● **DIRECTIONS**:
For each entry that follows, produce an exact copy.

### TASK INPUTS ###

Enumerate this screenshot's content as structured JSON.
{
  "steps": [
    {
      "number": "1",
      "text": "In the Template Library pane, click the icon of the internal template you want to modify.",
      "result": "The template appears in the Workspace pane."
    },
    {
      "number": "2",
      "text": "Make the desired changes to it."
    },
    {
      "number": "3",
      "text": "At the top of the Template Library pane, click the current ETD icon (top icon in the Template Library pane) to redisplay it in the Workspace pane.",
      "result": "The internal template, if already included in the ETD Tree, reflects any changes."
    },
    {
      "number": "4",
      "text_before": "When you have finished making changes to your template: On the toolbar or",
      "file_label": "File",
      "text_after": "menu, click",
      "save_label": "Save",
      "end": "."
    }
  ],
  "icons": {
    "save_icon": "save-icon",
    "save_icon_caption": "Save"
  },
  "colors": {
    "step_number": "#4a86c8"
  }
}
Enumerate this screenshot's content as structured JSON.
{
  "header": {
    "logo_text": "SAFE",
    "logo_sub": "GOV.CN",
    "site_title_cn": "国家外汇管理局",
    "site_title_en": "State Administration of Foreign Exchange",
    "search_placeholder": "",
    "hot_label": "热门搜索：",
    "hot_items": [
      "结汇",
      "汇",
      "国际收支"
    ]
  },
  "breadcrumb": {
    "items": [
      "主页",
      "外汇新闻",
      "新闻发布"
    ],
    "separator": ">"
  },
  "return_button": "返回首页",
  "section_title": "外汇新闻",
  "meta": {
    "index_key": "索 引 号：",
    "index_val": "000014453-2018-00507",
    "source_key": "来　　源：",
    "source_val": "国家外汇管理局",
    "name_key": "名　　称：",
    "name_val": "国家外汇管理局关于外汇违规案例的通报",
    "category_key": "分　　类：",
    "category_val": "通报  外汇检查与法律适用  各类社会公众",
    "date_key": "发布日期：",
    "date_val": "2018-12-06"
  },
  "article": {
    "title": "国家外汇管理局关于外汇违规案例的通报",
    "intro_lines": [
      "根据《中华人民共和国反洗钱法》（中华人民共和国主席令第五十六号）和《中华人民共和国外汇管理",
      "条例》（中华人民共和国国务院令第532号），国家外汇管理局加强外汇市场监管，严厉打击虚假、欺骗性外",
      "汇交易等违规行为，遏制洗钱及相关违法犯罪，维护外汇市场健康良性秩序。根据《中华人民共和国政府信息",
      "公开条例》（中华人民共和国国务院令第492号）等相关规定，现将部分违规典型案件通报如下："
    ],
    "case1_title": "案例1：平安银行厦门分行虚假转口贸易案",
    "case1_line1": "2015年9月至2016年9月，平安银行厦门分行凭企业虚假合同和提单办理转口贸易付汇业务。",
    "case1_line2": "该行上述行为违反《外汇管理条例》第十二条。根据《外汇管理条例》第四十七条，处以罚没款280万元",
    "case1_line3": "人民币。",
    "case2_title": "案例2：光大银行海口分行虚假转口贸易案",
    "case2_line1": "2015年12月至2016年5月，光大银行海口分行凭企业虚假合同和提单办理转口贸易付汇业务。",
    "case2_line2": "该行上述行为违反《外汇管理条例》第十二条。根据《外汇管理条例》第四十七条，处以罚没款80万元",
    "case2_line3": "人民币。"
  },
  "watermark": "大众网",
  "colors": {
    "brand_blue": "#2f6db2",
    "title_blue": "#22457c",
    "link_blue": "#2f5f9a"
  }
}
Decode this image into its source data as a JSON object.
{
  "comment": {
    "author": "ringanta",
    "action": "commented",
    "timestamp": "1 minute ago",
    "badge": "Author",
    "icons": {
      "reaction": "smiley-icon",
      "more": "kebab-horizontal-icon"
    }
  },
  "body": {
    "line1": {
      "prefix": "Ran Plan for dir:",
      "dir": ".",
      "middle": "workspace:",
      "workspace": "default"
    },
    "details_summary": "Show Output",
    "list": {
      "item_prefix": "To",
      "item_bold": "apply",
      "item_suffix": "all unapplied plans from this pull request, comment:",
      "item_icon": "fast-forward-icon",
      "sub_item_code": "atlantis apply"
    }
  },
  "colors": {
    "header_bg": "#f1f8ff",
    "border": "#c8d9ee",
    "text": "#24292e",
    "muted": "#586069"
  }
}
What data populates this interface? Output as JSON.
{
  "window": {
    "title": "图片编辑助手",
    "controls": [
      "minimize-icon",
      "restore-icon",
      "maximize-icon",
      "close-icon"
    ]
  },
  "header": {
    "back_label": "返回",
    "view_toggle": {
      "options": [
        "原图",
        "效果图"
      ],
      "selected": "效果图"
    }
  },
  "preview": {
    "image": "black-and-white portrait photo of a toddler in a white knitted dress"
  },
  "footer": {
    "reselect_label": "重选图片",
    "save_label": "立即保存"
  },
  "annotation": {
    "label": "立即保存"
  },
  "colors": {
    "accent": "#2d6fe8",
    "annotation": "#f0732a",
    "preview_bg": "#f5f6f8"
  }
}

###

● **PROBLEM SOLUTION**:
Enumerate this screenshot's content as structured JSON.
{
  "steps": [
    {
      "number": "1",
      "text": "In the Template Library pane, click the icon of the internal template you want to modify.",
      "result": "The template appears in the Workspace pane."
    },
    {
      "number": "2",
      "text": "Make the desired changes to it."
    },
    {
      "number": "3",
      "text": "At the top of the Template Library pane, click the current ETD icon (top icon in the Template Library pane) to redisplay it in the Workspace pane.",
      "result": "The internal template, if already included in the ETD Tree, reflects any changes."
    },
    {
      "number": "4",
      "text_before": "When you have finished making changes to your template: On the toolbar or",
      "file_label": "File",
      "text_after": "menu, click",
      "save_label": "Save",
      "end": "."
    }
  ],
  "icons": {
    "save_icon": "save-icon",
    "save_icon_caption": "Save"
  },
  "colors": {
    "step_number": "#4a86c8"
  }
}
Enumerate this screenshot's content as structured JSON.
{
  "header": {
    "logo_text": "SAFE",
    "logo_sub": "GOV.CN",
    "site_title_cn": "国家外汇管理局",
    "site_title_en": "State Administration of Foreign Exchange",
    "search_placeholder": "",
    "hot_label": "热门搜索：",
    "hot_items": [
      "结汇",
      "汇",
      "国际收支"
    ]
  },
  "breadcrumb": {
    "items": [
      "主页",
      "外汇新闻",
      "新闻发布"
    ],
    "separator": ">"
  },
  "return_button": "返回首页",
  "section_title": "外汇新闻",
  "meta": {
    "index_key": "索 引 号：",
    "index_val": "000014453-2018-00507",
    "source_key": "来　　源：",
    "source_val": "国家外汇管理局",
    "name_key": "名　　称：",
    "name_val": "国家外汇管理局关于外汇违规案例的通报",
    "category_key": "分　　类：",
    "category_val": "通报  外汇检查与法律适用  各类社会公众",
    "date_key": "发布日期：",
    "date_val": "2018-12-06"
  },
  "article": {
    "title": "国家外汇管理局关于外汇违规案例的通报",
    "intro_lines": [
      "根据《中华人民共和国反洗钱法》（中华人民共和国主席令第五十六号）和《中华人民共和国外汇管理",
      "条例》（中华人民共和国国务院令第532号），国家外汇管理局加强外汇市场监管，严厉打击虚假、欺骗性外",
      "汇交易等违规行为，遏制洗钱及相关违法犯罪，维护外汇市场健康良性秩序。根据《中华人民共和国政府信息",
      "公开条例》（中华人民共和国国务院令第492号）等相关规定，现将部分违规典型案件通报如下："
    ],
    "case1_title": "案例1：平安银行厦门分行虚假转口贸易案",
    "case1_line1": "2015年9月至2016年9月，平安银行厦门分行凭企业虚假合同和提单办理转口贸易付汇业务。",
    "case1_line2": "该行上述行为违反《外汇管理条例》第十二条。根据《外汇管理条例》第四十七条，处以罚没款280万元",
    "case1_line3": "人民币。",
    "case2_title": "案例2：光大银行海口分行虚假转口贸易案",
    "case2_line1": "2015年12月至2016年5月，光大银行海口分行凭企业虚假合同和提单办理转口贸易付汇业务。",
    "case2_line2": "该行上述行为违反《外汇管理条例》第十二条。根据《外汇管理条例》第四十七条，处以罚没款80万元",
    "case2_line3": "人民币。"
  },
  "watermark": "大众网",
  "colors": {
    "brand_blue": "#2f6db2",
    "title_blue": "#22457c",
    "link_blue": "#2f5f9a"
  }
}
Decode this image into its source data as a JSON object.
{
  "comment": {
    "author": "ringanta",
    "action": "commented",
    "timestamp": "1 minute ago",
    "badge": "Author",
    "icons": {
      "reaction": "smiley-icon",
      "more": "kebab-horizontal-icon"
    }
  },
  "body": {
    "line1": {
      "prefix": "Ran Plan for dir:",
      "dir": ".",
      "middle": "workspace:",
      "workspace": "default"
    },
    "details_summary": "Show Output",
    "list": {
      "item_prefix": "To",
      "item_bold": "apply",
      "item_suffix": "all unapplied plans from this pull request, comment:",
      "item_icon": "fast-forward-icon",
      "sub_item_code": "atlantis apply"
    }
  },
  "colors": {
    "header_bg": "#f1f8ff",
    "border": "#c8d9ee",
    "text": "#24292e",
    "muted": "#586069"
  }
}
What data populates this interface? Output as JSON.
{
  "window": {
    "title": "图片编辑助手",
    "controls": [
      "minimize-icon",
      "restore-icon",
      "maximize-icon",
      "close-icon"
    ]
  },
  "header": {
    "back_label": "返回",
    "view_toggle": {
      "options": [
        "原图",
        "效果图"
      ],
      "selected": "效果图"
    }
  },
  "preview": {
    "image": "black-and-white portrait photo of a toddler in a white knitted dress"
  },
  "footer": {
    "reselect_label": "重选图片",
    "save_label": "立即保存"
  },
  "annotation": {
    "label": "立即保存"
  },
  "colors": {
    "accent": "#2d6fe8",
    "annotation": "#f0732a",
    "preview_bg": "#f5f6f8"
  }
}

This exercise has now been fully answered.